Well written, Dr. Jerard! Gyms have definitely influenced more people to try yoga and hopefully they will find the right class type / instructor after being introduced to yoga at a gym. I find most yoga studios so much more relaxing and inviting than the bright, mirrored gyms, though. My hopes are that the students will be more likely to visit a yoga studio after the intro to yoga in a gym. It would be hard for them to gravitate back to a gym yoga setting after experiencing the setting of a yoga studio. Great article!
I instruct a weekly yoga class of my own at a local church. Recently, I was asked to substitute for a fellow yogini at at Fitness Facility. Paul, you hit it right on! The noise level was high, with music blasting from outside the room, made it a little difficult to let go and really get into the yoga. Big windows allowed view of the machines and people working out, and allowed for them to peer in while class was in session. Luckily the lights could be dimmed, and the music system was nice. We were surrounded by mirrors, basketball nets, and piled up steps, and weights.
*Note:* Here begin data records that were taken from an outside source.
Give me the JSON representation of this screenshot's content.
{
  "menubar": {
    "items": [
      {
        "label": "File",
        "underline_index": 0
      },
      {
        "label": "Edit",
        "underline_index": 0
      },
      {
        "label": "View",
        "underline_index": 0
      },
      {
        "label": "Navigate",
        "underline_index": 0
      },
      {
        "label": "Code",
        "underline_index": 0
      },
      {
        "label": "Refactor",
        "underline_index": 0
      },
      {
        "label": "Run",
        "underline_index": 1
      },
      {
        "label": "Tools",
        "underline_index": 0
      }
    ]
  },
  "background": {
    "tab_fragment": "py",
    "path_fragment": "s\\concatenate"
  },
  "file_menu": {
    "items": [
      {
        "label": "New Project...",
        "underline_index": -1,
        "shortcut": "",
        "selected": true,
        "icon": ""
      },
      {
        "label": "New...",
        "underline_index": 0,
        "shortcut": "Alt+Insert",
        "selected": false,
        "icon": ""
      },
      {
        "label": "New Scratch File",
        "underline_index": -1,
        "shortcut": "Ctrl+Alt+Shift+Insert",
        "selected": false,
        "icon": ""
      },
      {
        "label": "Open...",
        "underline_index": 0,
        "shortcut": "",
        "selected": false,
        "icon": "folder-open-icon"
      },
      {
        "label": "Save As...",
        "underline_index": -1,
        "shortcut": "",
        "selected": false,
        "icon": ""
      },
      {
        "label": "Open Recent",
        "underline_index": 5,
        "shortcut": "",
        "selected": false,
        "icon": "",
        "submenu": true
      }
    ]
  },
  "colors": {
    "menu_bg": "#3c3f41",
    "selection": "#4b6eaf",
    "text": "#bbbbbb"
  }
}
Time was an issue, as it was an hour class, absolutely effecting savasana. At the end of class, a few did stay to chat, but outside people are anxious to get in and start playing basketball, quickly changing that relaxed atmosphere we just finished up in. Because the class is included in membership, people have a more “entitled” attitude instead of “grateful” attitude, sometimes arriving late or leaving early. On the other hand, people are more likely to give it a try, and it does make yoga more affordable, as individual classes, done at least 3 times per week, at a cost of only $5.00/class would cost $780, and I challenge you to find a yoga class for $5.00/class.
I agree with you there are definite Pros & Cons. I’d like to see the fitness centers create a separate room dedicated to just Yoga.
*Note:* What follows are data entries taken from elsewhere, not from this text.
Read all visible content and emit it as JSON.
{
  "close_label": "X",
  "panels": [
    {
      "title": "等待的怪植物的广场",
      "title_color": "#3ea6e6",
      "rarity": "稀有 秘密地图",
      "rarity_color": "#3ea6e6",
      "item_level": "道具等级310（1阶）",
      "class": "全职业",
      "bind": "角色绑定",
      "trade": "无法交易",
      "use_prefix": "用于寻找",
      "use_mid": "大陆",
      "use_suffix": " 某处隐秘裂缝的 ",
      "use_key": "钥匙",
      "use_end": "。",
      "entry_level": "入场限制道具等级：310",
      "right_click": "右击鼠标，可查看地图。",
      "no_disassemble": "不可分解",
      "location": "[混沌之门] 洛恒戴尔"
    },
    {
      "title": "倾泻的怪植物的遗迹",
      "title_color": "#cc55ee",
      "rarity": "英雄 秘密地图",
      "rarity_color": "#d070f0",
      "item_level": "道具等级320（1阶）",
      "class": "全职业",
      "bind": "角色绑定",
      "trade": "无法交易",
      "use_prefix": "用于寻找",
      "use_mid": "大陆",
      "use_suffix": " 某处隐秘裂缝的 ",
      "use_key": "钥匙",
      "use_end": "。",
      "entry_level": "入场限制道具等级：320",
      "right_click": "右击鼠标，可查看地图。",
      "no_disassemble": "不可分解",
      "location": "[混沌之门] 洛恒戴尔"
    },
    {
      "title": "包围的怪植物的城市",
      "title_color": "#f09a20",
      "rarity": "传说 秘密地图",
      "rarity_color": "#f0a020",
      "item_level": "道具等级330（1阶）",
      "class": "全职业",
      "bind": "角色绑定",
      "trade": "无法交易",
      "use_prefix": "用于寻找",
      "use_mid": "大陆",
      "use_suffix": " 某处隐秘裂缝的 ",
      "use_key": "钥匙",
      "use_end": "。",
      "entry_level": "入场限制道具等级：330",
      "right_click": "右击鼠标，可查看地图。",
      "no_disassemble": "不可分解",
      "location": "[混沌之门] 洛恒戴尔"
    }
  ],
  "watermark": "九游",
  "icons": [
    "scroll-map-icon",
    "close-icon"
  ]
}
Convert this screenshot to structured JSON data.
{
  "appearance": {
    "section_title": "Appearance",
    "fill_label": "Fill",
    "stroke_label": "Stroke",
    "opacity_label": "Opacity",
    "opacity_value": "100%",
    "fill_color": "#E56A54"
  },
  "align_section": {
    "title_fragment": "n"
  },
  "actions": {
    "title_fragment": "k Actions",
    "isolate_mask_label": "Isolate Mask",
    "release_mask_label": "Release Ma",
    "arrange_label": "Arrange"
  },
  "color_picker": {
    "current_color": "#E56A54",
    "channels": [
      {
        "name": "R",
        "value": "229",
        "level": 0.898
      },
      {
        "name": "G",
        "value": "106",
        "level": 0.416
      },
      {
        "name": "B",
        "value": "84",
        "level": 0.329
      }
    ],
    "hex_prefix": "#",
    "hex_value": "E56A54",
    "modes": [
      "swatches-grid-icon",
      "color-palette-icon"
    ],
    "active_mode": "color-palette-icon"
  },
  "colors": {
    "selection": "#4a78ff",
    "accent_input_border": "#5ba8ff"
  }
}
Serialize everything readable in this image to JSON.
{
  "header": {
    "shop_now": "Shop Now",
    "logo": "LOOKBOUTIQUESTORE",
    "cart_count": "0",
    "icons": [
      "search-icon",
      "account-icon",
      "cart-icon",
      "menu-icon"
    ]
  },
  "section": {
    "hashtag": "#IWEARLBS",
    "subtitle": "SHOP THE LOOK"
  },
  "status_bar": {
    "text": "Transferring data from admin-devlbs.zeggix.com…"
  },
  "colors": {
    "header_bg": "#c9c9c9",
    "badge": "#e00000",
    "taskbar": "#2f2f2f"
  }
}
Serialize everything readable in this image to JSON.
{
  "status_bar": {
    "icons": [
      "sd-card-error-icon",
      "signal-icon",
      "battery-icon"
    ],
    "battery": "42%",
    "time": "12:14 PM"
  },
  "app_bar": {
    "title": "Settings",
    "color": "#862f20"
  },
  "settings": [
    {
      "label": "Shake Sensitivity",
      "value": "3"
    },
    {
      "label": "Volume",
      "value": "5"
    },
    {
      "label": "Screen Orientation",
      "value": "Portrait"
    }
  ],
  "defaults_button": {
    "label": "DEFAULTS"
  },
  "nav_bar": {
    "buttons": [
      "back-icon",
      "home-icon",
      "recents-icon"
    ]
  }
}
Thanks for the article!
In present, Yoga has moved from private studios to large, mainstream gyms and Gym Yoga classes may be the ideal place to test new styles or fusions of interest. Nice sharing!